(Stored dataset items)
==================================================

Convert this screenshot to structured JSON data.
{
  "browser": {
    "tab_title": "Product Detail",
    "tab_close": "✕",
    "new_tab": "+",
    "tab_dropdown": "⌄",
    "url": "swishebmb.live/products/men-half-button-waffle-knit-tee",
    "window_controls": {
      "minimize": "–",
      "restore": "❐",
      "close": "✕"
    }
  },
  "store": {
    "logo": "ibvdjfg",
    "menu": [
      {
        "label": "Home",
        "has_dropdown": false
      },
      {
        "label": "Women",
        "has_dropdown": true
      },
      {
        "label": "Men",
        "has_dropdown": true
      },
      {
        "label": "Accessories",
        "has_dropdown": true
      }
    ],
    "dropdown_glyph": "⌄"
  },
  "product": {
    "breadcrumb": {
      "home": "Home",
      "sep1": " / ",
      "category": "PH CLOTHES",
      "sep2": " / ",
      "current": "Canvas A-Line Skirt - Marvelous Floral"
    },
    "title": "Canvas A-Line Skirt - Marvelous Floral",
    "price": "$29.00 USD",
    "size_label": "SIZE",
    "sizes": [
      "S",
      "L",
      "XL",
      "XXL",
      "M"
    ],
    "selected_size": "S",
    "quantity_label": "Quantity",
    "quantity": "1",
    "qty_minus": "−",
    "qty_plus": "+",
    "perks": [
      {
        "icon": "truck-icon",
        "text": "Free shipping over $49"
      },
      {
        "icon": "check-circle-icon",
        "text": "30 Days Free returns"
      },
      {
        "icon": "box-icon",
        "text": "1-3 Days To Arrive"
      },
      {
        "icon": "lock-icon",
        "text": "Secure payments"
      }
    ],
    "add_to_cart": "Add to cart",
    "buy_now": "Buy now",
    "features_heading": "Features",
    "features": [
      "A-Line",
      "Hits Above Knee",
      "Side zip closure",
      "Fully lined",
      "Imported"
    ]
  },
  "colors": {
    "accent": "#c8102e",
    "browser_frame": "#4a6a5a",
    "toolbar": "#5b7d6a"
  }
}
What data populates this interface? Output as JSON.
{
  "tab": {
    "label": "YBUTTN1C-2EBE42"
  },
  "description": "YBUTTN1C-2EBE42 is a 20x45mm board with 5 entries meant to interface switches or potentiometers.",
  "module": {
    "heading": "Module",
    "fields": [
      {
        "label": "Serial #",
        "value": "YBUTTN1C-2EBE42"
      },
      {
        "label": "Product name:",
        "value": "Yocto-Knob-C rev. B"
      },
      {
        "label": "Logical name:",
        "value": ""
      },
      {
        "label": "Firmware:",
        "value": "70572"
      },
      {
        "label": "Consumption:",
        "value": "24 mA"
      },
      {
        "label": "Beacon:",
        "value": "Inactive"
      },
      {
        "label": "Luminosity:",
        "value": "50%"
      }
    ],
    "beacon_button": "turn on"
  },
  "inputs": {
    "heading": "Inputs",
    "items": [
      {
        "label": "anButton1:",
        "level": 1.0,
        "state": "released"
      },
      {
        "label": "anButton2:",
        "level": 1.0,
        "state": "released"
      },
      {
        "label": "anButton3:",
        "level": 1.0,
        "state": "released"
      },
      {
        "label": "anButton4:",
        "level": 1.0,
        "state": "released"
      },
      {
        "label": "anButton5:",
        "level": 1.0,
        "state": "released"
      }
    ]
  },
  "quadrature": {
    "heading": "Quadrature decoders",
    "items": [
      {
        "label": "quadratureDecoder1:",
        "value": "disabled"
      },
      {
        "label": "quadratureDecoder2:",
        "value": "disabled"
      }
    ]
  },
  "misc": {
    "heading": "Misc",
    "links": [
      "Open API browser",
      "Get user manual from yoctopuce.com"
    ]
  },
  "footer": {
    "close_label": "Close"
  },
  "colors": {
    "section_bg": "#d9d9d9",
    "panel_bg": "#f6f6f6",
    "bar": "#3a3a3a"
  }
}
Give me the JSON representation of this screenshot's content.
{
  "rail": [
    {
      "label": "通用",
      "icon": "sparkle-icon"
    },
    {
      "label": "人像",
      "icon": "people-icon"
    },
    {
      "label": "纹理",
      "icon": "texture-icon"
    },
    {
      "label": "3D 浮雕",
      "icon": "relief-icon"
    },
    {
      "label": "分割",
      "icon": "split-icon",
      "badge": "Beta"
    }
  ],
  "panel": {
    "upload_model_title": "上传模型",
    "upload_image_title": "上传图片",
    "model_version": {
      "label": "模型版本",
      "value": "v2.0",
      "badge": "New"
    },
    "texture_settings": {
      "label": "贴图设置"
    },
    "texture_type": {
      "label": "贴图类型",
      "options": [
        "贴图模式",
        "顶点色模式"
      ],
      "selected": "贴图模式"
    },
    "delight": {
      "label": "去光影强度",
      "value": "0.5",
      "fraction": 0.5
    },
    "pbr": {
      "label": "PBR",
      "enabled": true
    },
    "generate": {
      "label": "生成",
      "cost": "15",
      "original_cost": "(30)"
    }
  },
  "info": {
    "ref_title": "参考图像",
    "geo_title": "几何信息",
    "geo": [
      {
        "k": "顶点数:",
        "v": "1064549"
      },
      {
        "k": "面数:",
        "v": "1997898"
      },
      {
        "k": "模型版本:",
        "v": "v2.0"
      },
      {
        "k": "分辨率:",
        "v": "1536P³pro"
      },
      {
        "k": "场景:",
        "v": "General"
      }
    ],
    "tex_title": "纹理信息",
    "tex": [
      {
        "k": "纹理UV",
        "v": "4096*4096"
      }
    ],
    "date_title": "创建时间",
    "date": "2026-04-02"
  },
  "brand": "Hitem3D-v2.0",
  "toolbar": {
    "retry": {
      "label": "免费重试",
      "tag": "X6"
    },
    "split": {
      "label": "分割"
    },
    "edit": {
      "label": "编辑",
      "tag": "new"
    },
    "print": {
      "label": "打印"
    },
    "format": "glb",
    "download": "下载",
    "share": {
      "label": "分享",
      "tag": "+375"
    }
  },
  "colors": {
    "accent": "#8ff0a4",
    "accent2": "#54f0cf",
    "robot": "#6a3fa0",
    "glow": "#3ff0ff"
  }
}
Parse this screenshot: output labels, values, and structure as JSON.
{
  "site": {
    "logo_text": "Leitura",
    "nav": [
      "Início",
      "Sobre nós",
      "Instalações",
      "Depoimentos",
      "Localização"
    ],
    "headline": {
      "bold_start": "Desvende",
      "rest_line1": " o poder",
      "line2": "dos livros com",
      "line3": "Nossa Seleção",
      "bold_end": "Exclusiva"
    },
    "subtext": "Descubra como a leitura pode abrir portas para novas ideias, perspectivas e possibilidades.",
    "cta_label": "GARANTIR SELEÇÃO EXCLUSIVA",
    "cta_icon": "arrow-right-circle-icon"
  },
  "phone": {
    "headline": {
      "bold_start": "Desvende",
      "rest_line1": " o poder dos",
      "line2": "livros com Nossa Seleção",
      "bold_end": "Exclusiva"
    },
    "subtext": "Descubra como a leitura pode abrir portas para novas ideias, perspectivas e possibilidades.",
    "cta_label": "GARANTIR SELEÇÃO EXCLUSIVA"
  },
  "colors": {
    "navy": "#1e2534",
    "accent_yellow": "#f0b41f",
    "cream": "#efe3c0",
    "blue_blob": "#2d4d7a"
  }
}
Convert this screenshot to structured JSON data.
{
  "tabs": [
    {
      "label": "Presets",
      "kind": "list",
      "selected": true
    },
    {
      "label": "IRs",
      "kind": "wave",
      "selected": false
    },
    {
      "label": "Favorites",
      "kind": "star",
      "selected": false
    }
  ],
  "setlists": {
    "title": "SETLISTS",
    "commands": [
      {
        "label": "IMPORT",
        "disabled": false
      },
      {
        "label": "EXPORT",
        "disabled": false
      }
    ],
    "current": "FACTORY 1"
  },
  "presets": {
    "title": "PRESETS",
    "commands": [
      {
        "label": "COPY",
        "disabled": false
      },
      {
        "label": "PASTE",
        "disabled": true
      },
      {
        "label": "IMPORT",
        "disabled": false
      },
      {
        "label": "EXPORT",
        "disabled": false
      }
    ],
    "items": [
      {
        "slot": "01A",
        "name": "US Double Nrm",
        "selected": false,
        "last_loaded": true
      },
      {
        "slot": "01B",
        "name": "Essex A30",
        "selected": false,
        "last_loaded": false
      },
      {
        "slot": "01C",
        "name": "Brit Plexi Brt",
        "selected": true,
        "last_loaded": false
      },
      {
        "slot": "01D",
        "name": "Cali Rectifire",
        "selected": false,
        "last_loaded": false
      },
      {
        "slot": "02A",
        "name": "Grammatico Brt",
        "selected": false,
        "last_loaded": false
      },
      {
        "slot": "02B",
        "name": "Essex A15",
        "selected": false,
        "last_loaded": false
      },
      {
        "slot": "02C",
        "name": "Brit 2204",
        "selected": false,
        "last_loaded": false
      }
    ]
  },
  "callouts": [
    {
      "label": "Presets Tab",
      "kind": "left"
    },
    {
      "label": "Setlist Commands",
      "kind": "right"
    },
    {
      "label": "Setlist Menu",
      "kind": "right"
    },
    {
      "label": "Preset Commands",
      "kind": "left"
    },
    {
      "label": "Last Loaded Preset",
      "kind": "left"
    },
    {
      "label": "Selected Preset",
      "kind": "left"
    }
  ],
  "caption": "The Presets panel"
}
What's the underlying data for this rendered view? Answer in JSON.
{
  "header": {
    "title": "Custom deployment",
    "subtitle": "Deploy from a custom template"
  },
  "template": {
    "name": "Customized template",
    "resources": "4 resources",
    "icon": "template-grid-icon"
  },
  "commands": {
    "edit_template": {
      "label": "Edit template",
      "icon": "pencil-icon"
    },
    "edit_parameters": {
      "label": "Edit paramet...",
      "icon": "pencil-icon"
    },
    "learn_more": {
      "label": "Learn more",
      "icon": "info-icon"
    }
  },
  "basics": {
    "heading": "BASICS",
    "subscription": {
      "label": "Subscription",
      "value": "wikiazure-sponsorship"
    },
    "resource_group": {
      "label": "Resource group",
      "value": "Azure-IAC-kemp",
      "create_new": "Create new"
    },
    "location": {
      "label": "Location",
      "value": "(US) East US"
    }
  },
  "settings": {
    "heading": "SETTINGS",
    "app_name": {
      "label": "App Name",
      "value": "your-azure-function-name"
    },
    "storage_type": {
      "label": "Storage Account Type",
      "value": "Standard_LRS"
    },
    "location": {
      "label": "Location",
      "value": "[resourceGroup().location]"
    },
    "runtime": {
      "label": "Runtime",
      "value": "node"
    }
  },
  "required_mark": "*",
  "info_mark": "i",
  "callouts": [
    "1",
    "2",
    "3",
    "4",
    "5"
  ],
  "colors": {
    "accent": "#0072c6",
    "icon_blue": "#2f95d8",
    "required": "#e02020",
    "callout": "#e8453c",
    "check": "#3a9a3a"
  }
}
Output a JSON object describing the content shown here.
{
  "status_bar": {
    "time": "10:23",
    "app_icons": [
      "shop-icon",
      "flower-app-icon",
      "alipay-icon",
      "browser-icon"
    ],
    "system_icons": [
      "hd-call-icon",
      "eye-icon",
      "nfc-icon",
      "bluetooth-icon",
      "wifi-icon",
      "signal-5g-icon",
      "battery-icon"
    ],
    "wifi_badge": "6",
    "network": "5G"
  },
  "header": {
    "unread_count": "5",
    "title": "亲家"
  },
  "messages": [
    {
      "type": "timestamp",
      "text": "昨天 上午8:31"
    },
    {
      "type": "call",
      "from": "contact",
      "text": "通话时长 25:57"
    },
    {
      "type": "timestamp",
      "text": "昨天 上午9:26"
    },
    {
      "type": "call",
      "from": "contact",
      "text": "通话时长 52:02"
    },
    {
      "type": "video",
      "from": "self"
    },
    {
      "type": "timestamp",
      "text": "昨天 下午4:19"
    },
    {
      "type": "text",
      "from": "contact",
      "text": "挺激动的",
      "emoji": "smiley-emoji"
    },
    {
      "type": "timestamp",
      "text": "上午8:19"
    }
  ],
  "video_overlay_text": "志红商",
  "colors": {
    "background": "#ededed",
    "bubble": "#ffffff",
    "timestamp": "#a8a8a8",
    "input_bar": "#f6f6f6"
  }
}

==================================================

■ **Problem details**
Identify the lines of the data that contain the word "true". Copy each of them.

■ **Answer box**
        "has_dropdown": true
        "has_dropdown": true
        "has_dropdown": true
      "enabled": true
      "selected": true
        "disabled": true
        "last_loaded": true
        "selected": true,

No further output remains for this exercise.